== Work to complete ==
Reply only with how many lines of the listing below hold the word "Align".

== Supplied material ==
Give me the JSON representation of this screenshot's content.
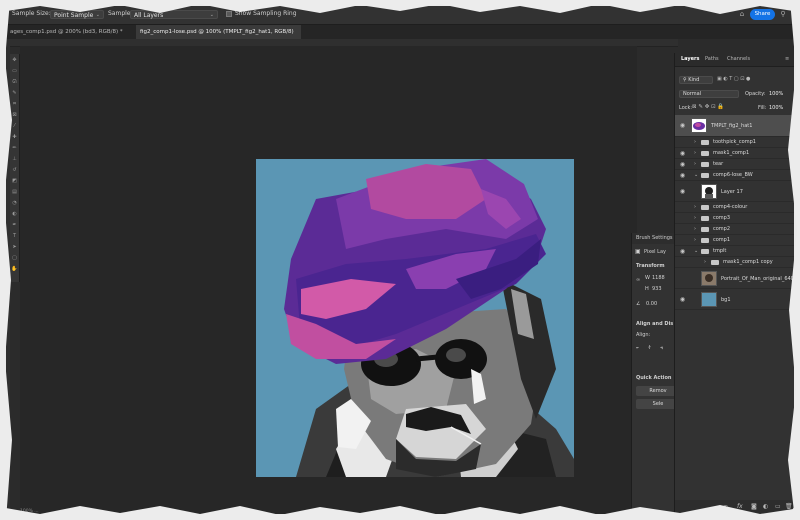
{
  "options_bar": {
    "sample_size_label": "Sample Size:",
    "sample_size_value": "Point Sample",
    "sample_label": "Sample:",
    "sample_value": "All Layers",
    "sampling_ring_label": "Show Sampling Ring",
    "share_label": "Share"
  },
  "tabs": [
    {
      "label": "ages_comp1.psd @ 200% (bd3, RGB/8) *"
    },
    {
      "label": "fig2_comp1-lose.psd @ 100% (TMPLT_fig2_hat1, RGB/8)"
    }
  ],
  "status_text": "100% ...",
  "brush_panel": {
    "title": "Brush Settings",
    "pixel_layer": "Pixel Lay",
    "transform": "Transform",
    "w_label": "W",
    "w_value": "1188",
    "h_label": "H",
    "h_value": "933",
    "angle_value": "0.00",
    "align_title": "Align and Dis",
    "align_label": "Align:",
    "quick_actions": "Quick Action",
    "remove_btn": "Remov",
    "select_btn": "Sele"
  },
  "layers_panel": {
    "tabs": [
      "Layers",
      "Paths",
      "Channels"
    ],
    "kind_label": "Kind",
    "blend_mode": "Normal",
    "opacity_label": "Opacity:",
    "opacity_value": "100%",
    "lock_label": "Lock:",
    "fill_label": "Fill:",
    "fill_value": "100%",
    "layers": [
      {
        "name": "TMPLT_fig2_hat1",
        "type": "pixel",
        "selected": true
      },
      {
        "name": "toothpick_comp1",
        "type": "group"
      },
      {
        "name": "mask1_comp1",
        "type": "group"
      },
      {
        "name": "tear",
        "type": "group"
      },
      {
        "name": "comp6-lose_BW",
        "type": "group-open"
      },
      {
        "name": "Layer 17",
        "type": "pixel-bw"
      },
      {
        "name": "comp4-colour",
        "type": "group"
      },
      {
        "name": "comp3",
        "type": "group"
      },
      {
        "name": "comp2",
        "type": "group"
      },
      {
        "name": "comp1",
        "type": "group"
      },
      {
        "name": "tmplt",
        "type": "group-open"
      },
      {
        "name": "mask1_comp1 copy",
        "type": "group-nested"
      },
      {
        "name": "Portrait_Of_Man_original_640",
        "type": "photo"
      },
      {
        "name": "bg1",
        "type": "fill"
      }
    ],
    "footer_icons": [
      "link-icon",
      "fx-icon",
      "mask-icon",
      "adjustment-icon",
      "folder-icon",
      "new-layer-icon",
      "trash-icon"
    ]
  },
  "colors": {
    "accent": "#1473e6",
    "canvas_bg": "#5b96b4",
    "hat_purple": "#6a2fa3",
    "hat_pink": "#c24aa0"
  }
}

== Solution for this problem ==
2